### Data records for software interfaces:
>>>>

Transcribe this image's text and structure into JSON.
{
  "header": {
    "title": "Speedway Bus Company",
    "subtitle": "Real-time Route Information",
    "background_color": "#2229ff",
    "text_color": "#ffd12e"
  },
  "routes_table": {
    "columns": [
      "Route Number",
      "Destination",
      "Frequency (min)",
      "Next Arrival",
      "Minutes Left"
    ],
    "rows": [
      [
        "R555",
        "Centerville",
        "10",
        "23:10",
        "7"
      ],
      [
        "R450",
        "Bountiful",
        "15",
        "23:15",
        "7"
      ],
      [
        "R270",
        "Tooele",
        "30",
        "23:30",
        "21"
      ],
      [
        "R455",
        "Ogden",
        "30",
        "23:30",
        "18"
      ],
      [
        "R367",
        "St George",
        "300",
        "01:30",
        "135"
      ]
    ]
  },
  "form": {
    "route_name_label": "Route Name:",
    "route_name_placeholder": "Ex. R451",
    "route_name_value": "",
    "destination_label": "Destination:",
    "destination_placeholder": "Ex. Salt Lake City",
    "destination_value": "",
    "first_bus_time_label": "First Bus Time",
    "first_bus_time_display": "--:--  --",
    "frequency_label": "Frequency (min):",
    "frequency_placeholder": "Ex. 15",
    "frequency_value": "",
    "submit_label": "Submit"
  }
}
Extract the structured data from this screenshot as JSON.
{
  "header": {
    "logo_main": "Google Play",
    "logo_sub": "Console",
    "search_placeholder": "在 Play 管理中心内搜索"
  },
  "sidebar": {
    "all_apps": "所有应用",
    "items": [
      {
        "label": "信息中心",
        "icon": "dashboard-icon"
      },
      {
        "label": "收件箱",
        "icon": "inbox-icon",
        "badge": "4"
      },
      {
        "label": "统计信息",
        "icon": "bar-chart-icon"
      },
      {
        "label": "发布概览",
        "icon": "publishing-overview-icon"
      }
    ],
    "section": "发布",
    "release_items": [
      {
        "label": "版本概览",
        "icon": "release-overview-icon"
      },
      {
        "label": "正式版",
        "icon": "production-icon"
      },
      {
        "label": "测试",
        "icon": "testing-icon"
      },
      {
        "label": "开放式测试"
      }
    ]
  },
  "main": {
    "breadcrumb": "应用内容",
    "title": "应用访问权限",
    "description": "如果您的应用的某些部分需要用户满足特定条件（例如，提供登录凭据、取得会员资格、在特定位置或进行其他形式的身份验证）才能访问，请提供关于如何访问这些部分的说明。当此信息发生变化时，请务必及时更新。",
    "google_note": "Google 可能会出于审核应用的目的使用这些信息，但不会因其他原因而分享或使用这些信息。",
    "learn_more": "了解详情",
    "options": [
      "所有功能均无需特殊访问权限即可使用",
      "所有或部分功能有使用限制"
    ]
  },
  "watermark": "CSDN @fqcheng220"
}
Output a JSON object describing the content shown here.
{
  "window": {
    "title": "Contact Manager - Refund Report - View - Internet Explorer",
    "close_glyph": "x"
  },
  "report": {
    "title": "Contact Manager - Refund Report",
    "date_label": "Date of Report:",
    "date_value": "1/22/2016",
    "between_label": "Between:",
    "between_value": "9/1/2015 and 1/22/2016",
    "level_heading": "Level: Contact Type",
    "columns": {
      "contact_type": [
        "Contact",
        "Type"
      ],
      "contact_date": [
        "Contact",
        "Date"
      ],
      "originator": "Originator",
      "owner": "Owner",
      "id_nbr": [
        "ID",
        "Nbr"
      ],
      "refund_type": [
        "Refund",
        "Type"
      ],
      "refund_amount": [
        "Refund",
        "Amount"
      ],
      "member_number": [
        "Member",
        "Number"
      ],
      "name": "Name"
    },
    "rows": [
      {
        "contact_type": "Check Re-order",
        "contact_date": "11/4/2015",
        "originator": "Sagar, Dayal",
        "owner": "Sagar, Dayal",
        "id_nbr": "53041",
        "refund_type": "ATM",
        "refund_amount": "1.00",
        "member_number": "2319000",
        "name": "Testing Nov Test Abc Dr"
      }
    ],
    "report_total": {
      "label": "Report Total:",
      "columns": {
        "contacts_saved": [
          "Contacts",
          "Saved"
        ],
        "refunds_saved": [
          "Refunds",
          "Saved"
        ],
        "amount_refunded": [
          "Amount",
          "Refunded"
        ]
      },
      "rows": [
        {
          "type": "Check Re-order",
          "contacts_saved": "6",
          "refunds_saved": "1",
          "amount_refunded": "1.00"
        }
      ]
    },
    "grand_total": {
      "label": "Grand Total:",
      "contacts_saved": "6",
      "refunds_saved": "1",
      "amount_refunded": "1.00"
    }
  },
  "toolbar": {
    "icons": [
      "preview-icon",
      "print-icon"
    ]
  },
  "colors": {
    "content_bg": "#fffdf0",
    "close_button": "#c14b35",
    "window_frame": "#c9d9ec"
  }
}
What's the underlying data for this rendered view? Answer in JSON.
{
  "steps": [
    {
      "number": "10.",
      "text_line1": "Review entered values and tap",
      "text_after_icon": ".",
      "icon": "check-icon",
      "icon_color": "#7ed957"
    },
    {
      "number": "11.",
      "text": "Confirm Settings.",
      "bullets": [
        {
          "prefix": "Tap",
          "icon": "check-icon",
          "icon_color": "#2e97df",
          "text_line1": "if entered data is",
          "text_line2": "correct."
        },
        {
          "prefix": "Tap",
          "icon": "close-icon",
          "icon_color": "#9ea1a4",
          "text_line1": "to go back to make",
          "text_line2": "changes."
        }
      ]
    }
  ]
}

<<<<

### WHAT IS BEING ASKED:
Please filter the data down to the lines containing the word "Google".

### TASK SOLUTION:
    "logo_main": "Google Play",
    "google_note": "Google 可能会出于审核应用的目的使用这些信息，但不会因其他原因而分享或使用这些信息。",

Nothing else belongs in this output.